My name is Susan Wood and I am your Celebrant today
We are here today in order to pay our last respects and bid a sad but fond farewell to Gary and to offer our support to his family at this sad and difficult time
Today is a sad day and rightly so, it is never easy to say goodbye to someone we love, but it is also a day to celebrate, honour and pay tribute to Gary, who during his life, was kind loving person, devoted to his family
Weep not for me though I am gone
Gary began his working in a shoe shop followed by book shop, then when he was 16 he decided to join the Army although lying about his age saying he was 18 to get in as he wanted to see the world.
While serving in the army Gary was stationed at an airfield and
started to witness the reality of war as damaged aircraft returned
It is in Burma that Gary would see the world in a different light
now only 18yrs because having lied about his age.
Gary left the Army at 22 (his real age) Meeting Joan in a milk bar in Bolton they married on the 1st January 1947 and had their first child in 1947 Bob, a daughter Linda followed in 1952 and the family was complete with the arrival of Alan.
Gary had always liked playing on the football pools and won a
small fortune in 1955 of £1,600.
Gary was a busy man but had time to spend with his children and
Alan used to accompany his dad on his many visits to the Bakery and
cash and carry and sometimes Gary would call for a swift half on the
way back to the shop.
They would enjoy going on a week's holiday each year to Blackpool
and being fortunate enough to have our own car and park and stay in
a hotel on the front.
Alan can remember his dad teaching him how to play chess, which
Gary had learned how to play in hospital when recovering from his
wounds in Burma and then promptly nicked the chess set and taught
his mates in his platoon how to play.
Now free and Single Gary found new hobbies in dancing, playing
bridge and studying the form and betting on the horses although he
did have some good wins it was more of a hobby to him and would spend
hours reading up on horses, jockeys and courses.
Gary was a patient man, when he sawn Alan at the age of 14 sat
on a wall in Radcliffe smoking as he drove past he said nothing.
Gary helped to buy a motorcycle for Alan in 1976 for the vastly sum of £535 and so he was able to explore the surrounding towns and Blackpool on it.
Around 1987 Gary had a pace maker fitted had it not been for this
marvel of technology life would have been so much different without
Gary was a grandad to Paul, Sarah, Emma, Lisa, he would often
visit Alan and there are lovely memories of him dancing with Emma
and Lisa standing on his feet.
Alan has many memories of spending time with his Dad at his flat
enjoying a brew and chatting about all things in life and getting
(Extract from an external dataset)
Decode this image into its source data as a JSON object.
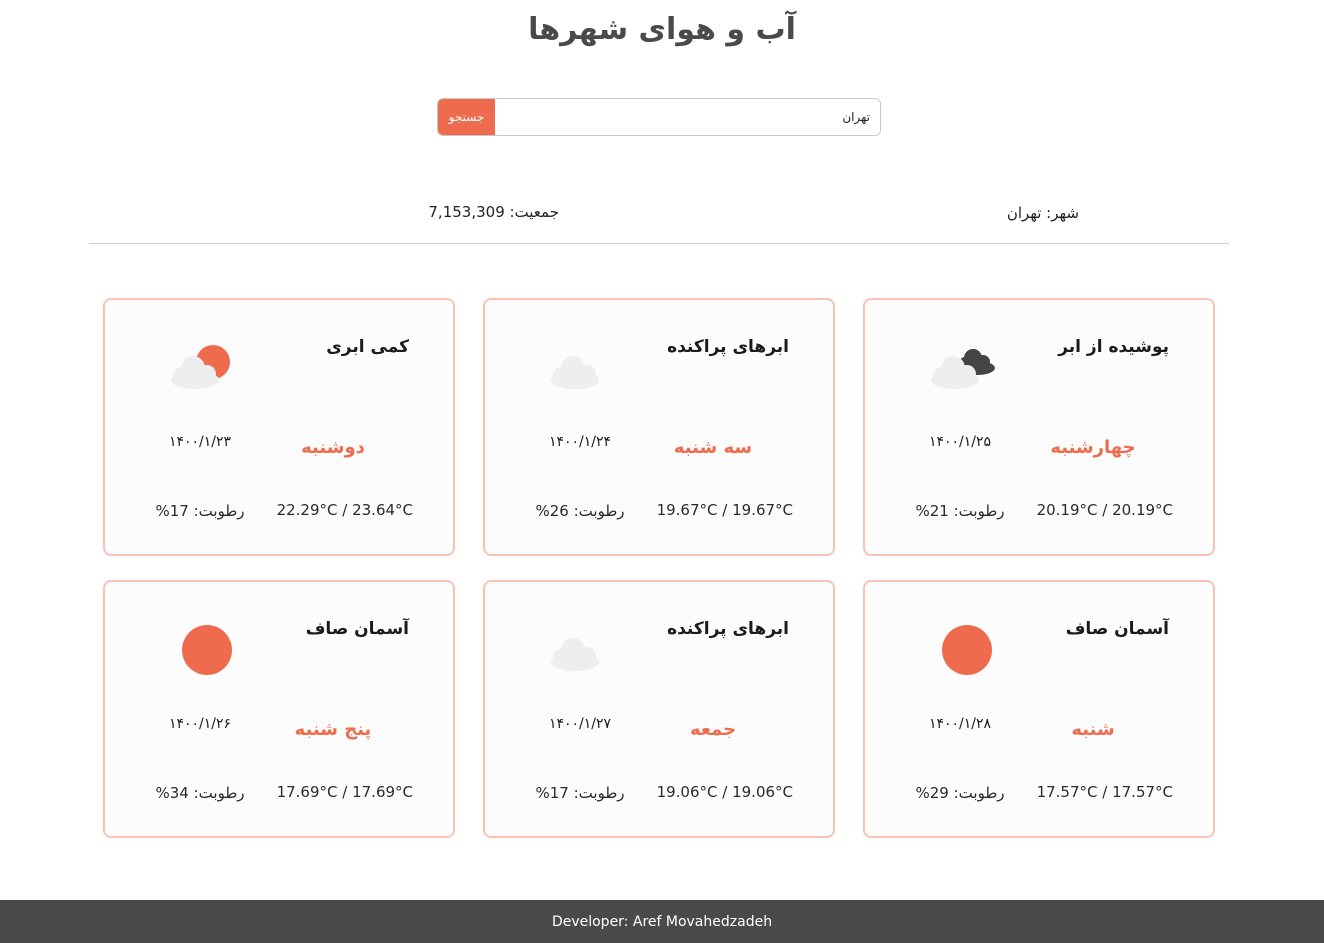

plenty of fatherly advice.
Gary formed a special bond with Danny at the home and they referred
to each other as Sergeant (Danny) and private (Noel).
On the 4th of March Gary closed his eyes and went to sleep for
the last time, he was 94.
Speak of me as you have always done.
Could I ask you all to please stand
Gary, you have been supportive and kind to us all these years
and we thank you for all the love and encouragement you have shown.
We rejoice that you lived.
May your memory be a blessing to all who knew you.
Our Father, who art in heaven,
Gary will be missed enormously by his family but he has left them
with a wealth of wonderful memories to look back on and these are
the things that will bring them such comfort in the years ahead.
As we prepare to leave we will listen to My Way by Frank Sinatra
My Grandad was an incredible person, and it's easy to see the qualities he has passed down to my Dad. He had a great sense of humour, a handsome smile and a kind disposition. He was extremely calm and content, but no fool and not afraid to stand up for himself.
Grandad was so laid back that you would almost think that he was completely fearless. I asked him once why he had decided to join the army in the midst of war, and he simply replied 'I was bored'. He seemed to live by his own rules, if he wanted to do something; he'd pretty much do it. In Burma, if he thought his position made him a sitting duck, he'd just move.
He was unlucky enough to be injured twice in the war, and to contract some of the deadliest diseases known; TB, Malaria, but he was lucky enough to survive it all, and then come home and win the pools! I've often joked with friends that he was invincible, and shared some of his miraculous stories, including his French heritage and his beautiful French name, whose beauty gets a bit lost in translation.
As a child I can't remember him without at least a walking stick, but that didn't stop him from teaching us the foxtrot by standing on his shoes. He was always humming an old tune back then. Again with his luck, he was completely independent into his late 80's, and he went about doing what he wanted to do and being content, putting the odd bet on and keeping up with the sport.
When he did begin to lose his independence and stopped driving, he didn't become depressed although it was hard. He looked after himself where he could, but also knew when he needed help and wasn't afraid to seek it. He was incredibly strong and genuine, and I'm very proud he was my Grandad.
I think we can all agree and be grateful that at the age of 94 and the adventures he had been on, he had a good, long life, and in the end, in the excellent care of the staff at Wingates, he had a peaceful passing that he truly deserved.
Garnet aged 11
Garnet 1st in on left 2nd row